public class Form1 : Form
Label label1 = new Label();
label1.Text = “Hello, World!”;
label1.ForeColor = System.Drawing.Color.Red;
static void Main()
Dissecting the Solution
Our solution begins with the System.Windows.Forms namespace, which includes a set of types for creating graphical user interfaces and managing their behavior. Among these types is the Label class, which represents a standard Windows label.
Our Form1 class houses a single instance of Label, label1. Inside Form1’s constructor, we set label1’s Text property to “Hello, World!” and its ForeColor property to Red. The ForeColor property pertains to the foreground color of the control, which for a Label, impacts the color of the text.
This Label instance is then added into the form’s Controls – a collection of all controls contained within the form.

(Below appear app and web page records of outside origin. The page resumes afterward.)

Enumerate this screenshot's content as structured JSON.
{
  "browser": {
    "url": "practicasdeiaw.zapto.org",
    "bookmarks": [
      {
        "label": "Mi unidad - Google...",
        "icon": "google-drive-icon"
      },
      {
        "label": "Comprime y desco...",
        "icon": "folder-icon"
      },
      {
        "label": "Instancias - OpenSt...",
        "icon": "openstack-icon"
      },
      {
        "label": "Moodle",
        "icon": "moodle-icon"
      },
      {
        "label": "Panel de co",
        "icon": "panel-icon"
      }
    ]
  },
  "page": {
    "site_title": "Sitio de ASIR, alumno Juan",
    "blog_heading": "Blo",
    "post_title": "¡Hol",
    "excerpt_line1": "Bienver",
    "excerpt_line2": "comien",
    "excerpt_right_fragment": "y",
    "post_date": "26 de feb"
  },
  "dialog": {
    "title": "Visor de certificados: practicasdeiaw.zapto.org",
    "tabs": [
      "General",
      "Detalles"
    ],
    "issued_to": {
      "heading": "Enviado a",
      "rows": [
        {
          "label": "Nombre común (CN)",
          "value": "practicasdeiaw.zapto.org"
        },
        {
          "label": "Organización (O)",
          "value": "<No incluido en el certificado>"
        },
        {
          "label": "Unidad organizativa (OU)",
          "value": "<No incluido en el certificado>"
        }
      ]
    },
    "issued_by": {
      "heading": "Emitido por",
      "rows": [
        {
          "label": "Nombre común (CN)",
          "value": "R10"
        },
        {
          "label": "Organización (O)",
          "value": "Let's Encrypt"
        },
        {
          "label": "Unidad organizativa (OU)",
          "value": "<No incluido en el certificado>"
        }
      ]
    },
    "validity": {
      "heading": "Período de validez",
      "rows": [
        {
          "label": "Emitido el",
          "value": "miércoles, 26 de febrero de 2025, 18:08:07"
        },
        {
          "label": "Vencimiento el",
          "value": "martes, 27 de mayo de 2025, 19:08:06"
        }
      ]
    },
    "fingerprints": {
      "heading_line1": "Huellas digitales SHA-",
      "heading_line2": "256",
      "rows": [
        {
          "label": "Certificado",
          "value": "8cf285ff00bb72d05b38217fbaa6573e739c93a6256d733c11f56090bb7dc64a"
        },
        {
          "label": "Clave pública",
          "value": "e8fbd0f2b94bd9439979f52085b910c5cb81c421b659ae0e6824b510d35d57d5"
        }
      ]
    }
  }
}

Finally, within the Main method, we initiate our Form1 and run the application.
The System.Windows.Forms Namespace and Label Class
Given its integral role in developing Windows-based applications, understanding the System.Windows.Forms namespace is vital for any C# programmer. It provides a variety of controls like buttons, text boxes, and labels among others.
The Label class, a part of this namespace, is a significant tool for displaying text on an application. With various properties like ForeColor, BackColor, Font, Text, and more, this class provides a comprehensive set of options for manipulating the appearance and behavior of labels.
In our case, we specifically harnessed the power of the ForeColor property to change the text color of our Label.
Control Collections and Application Execution
The Application.Run method in our Main function is the engine that powers our form, taking in our Form1 instance and running it as application. This Application.Run is the final step to bring our Form, and its colorful label, to life.
We hope that this article has given you a more solid understanding of how to change a label’s forecolor in C# and the integral role the System.Windows.Forms namespace, and its Label class, play in such a task. Happy coding!